Directions for this task - For each line below, check for the word "Toggle", then state how many lines contain it, with no other output.

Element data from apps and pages
---+---

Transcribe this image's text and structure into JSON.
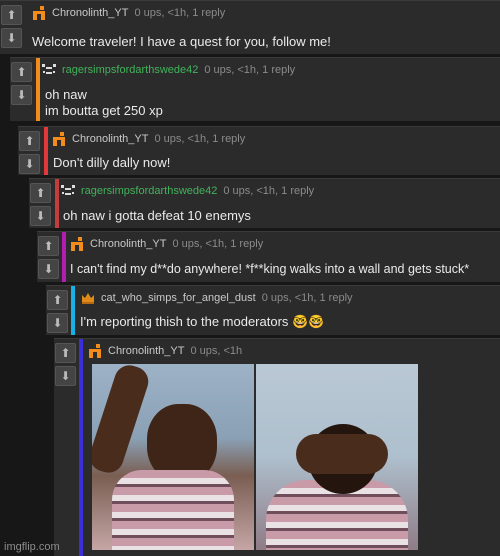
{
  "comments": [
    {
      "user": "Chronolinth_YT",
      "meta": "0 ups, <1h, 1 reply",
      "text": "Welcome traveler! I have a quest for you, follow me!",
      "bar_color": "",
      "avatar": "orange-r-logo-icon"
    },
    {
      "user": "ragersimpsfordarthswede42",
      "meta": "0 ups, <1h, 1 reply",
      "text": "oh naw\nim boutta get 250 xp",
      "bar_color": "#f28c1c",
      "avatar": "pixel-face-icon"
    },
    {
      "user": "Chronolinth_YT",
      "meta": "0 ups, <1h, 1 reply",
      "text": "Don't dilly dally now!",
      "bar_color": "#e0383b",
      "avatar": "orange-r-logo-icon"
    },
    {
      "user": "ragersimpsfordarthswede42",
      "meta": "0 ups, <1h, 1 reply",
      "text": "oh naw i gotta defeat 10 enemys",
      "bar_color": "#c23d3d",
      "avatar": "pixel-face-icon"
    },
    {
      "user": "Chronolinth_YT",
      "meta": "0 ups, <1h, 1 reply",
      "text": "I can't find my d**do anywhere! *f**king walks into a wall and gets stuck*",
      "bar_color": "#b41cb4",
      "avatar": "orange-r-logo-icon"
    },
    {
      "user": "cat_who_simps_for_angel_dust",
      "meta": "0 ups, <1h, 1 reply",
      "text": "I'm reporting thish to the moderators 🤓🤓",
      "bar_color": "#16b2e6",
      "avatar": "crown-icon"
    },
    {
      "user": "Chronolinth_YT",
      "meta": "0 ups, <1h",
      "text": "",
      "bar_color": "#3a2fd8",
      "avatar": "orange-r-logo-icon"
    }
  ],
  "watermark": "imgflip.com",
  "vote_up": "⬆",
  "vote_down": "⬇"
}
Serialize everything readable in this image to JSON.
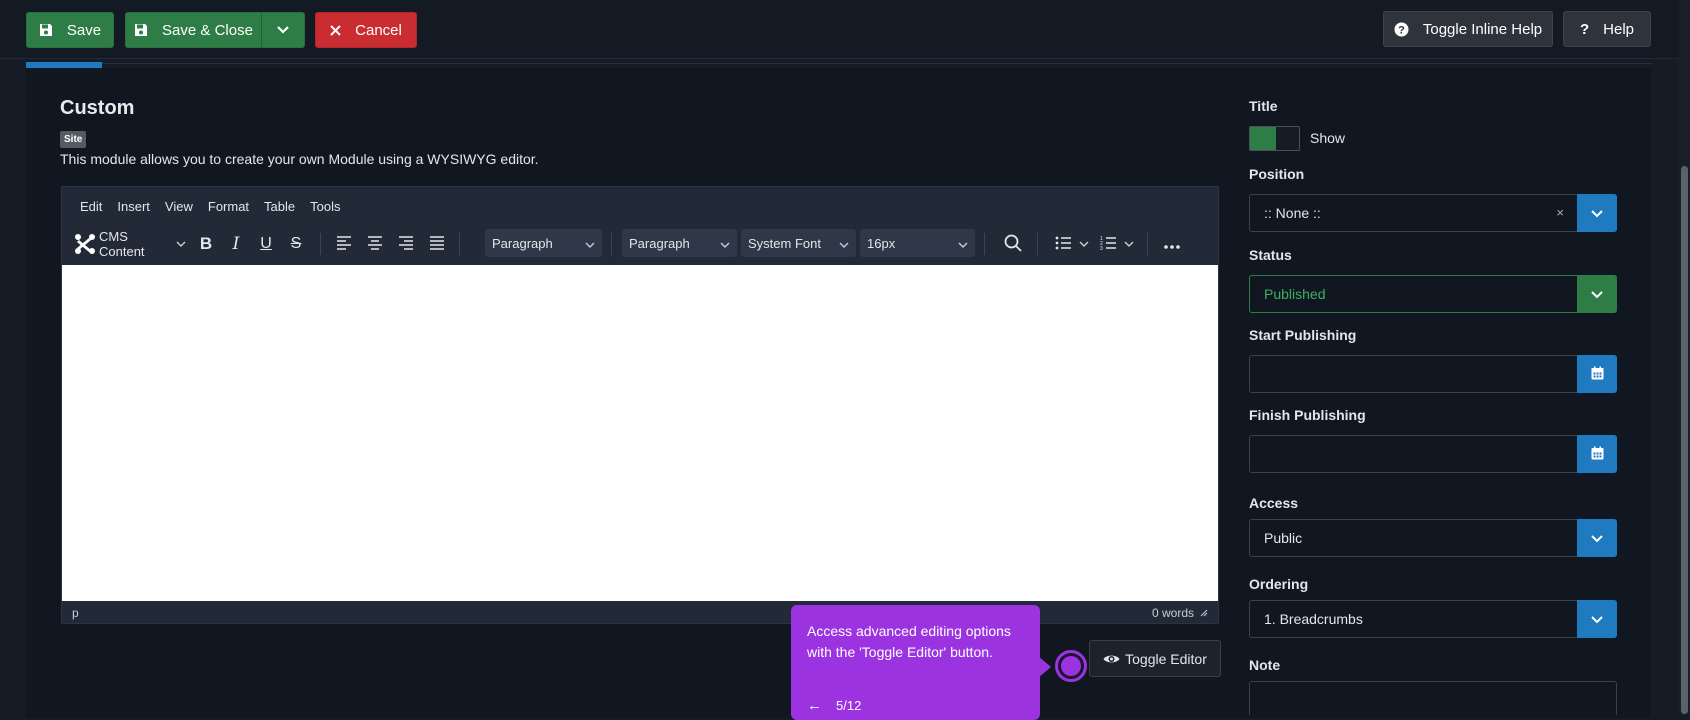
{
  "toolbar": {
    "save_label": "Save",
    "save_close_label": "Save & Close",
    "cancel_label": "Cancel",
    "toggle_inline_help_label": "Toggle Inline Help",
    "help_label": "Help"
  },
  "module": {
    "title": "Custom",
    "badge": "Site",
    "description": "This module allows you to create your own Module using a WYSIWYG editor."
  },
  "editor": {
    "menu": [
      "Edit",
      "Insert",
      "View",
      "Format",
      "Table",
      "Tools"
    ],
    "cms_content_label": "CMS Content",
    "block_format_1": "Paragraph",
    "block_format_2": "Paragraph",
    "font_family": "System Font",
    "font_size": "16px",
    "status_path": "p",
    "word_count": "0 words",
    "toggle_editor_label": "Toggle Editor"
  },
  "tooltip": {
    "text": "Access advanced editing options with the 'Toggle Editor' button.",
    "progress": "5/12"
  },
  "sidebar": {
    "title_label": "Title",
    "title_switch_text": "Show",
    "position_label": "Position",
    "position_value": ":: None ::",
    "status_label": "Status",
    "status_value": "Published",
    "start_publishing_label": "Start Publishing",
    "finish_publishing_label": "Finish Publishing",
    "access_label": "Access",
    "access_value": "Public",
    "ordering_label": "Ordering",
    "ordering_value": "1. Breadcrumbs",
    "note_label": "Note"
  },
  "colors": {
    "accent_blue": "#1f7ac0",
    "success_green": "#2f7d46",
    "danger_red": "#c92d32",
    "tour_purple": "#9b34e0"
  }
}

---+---

Solution to the exercise - 3